Apinov is Vita’s partner in France, so we keep very close contact and will hear the results as they are discovered.
Asian hornet decapitating a honeybee
Earlier this month, Bejamin Poirot of Apinov (Vita’s partner in France) had been telling me that Asian hornets were making their presence felt early this year.
On a visit to his test apiary in La Rochelle, western France, it wasn’t long before we saw Asian hornets predating the bees. They weren’t causing big losses (yet), but we were able to follow one as it landed on the apiary netting to consume its catch.
Benjamin explains what is happening: “The Asian hornet is trying to cut the abdomen from the head of the bee. Only the thorax is consumed by the hornet.”
Secrets of Asian hornets’ nests
If you think it’s easy to spot an Asian hornet nest, think again!
At Apinov (Vita’s partner in France) in La Rochelle, Dr Benjamin Poirot has a wealth of experience in dealing with Asian hornets, so you might expect that a nearby nest would give obvious visual clues. Not so!
An Asian hornet nest very near his office went undetected until the leaves fell in autumn.
How can the hornets keep their huge nests so secret?
They give very few visual clues indicating the whereabouts of their home. You might expect Vespa velutina to fly straight back to its nest with it its prey. It doesn’t. It flies to a nearby perch — any direction — to behead up its catch.
So, watching Vespa velutina after it has caught a snack won’t help much.

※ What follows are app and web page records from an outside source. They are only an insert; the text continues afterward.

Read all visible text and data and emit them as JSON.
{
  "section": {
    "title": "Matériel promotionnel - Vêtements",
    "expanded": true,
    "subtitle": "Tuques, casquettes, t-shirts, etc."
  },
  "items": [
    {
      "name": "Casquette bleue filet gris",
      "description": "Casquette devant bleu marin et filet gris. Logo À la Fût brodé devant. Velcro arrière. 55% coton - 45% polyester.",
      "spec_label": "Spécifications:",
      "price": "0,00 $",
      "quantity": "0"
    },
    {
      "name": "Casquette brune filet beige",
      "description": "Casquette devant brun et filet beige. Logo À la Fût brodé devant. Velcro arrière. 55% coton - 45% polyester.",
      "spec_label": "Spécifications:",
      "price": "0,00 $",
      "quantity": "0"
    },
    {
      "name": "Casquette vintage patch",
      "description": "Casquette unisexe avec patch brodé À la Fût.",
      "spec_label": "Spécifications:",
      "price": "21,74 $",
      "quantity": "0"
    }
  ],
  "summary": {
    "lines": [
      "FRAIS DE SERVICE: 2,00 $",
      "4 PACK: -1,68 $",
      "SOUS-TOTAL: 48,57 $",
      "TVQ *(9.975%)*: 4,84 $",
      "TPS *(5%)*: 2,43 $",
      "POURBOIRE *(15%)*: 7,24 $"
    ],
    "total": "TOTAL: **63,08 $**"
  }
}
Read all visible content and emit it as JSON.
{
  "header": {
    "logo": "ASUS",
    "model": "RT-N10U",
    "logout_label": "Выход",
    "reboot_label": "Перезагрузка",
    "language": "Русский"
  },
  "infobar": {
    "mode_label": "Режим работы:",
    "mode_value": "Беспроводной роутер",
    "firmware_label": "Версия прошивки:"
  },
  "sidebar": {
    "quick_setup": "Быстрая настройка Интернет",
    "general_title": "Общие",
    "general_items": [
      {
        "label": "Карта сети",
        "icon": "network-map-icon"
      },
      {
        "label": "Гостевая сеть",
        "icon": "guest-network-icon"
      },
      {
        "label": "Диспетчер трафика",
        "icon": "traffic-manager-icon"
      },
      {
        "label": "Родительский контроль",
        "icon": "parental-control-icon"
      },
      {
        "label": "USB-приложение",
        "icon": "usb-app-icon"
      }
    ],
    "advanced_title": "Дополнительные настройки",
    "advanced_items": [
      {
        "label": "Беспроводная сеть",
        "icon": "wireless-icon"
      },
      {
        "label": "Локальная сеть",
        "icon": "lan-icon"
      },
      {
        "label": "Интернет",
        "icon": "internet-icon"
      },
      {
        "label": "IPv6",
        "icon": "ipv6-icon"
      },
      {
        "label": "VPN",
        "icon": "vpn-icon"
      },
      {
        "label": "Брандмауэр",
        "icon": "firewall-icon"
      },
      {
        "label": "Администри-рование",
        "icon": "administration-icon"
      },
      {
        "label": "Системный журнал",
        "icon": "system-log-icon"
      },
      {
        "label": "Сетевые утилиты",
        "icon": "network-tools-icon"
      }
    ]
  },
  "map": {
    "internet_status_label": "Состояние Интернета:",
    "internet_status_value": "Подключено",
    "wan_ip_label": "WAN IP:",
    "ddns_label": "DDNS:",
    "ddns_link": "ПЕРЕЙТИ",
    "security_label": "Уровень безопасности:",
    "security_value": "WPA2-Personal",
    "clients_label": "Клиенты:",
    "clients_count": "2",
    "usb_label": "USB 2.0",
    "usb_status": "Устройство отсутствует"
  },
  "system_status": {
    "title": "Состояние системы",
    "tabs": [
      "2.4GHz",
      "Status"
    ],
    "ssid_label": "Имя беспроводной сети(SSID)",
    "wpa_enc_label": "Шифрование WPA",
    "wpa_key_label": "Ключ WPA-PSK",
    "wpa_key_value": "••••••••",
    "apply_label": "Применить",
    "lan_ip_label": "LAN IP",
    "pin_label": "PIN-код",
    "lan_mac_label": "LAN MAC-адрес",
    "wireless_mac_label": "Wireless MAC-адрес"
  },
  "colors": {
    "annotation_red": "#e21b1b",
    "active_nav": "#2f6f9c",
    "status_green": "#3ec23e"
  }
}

You might expect to see a lot of traffic to and from the nest — there isn’t.
However a new tagging system is emerging that may be able to track its whole flight path.
And to catch Asian hornets predating your bees in late summer, there’s Apishield.
Asian hornet – the lost opportunity
At the 2018 International Meeting of Young Beekeepers last week, adults in the group had the honour of meeting the man who first discovered the Asian hornet (Vespa velutina) in France and learning o an early missed opportunity.
Dr Jean Haxaire, associate professor at the University of Agen, discovered an Asian hornet quite by chance in some fruit near Bordeaux in 2004. Immediately realising that this could be significant, he identified the strange insect as Vespa velutina and alarm bells in his head started ringing. He knew of the reputation of hornets in the Far East and therefore realised that this could be a serious threat to France.
Dr Haxaire rapidly published an article in a scientific journal, but was very disappointed that reaction was muted and no-one seemed to want to take action. Sadly, his worst fears were to be realised as the hornet became established and within a couple of years its spread throughout France and beyond became unstoppable. If action had been earlier, there might have been some hope in preventing its spread, but now he says we must regard it as a native of France – even though it is an uninvited guest.
Dr Haxaire is now certain that, as first thought, the intruder came in a consignment of bonsai plants. Genetics and trading patterns indicate with some certainty that it came into Bordeaux via Shanghai.
The good news might be that at least velutina wasn’t one of its Far Eastern relatives that can be many times its size! The bad news is that it is an amazingly adaptable insect.
With graphs showing how the demographics of a nest changes through the season, Haxaire emphasised the importance of destroying nests early in the autumn before foundress queens emerge. When they do appear, the problems of further spread become enormous. In France, the trigger date for the first emergence of the queens is usually around the end of September.
The extent to which velutina predates on bees is strongly correlated with the environment – in cities, the predation is greatest because there are relatively fewer dietary alternatives to honey bees.
Attending the IMYB event a few days later, Dr Benjamin Poirot a honey bee specialist from Apinov in La Rochelle said that the situation in France this year at the beginning of July is very serious. He says he has never seen so many Asian hornets so early in the year. And he should know – for the past several years he has frequently been called out to destroy nests when they are found.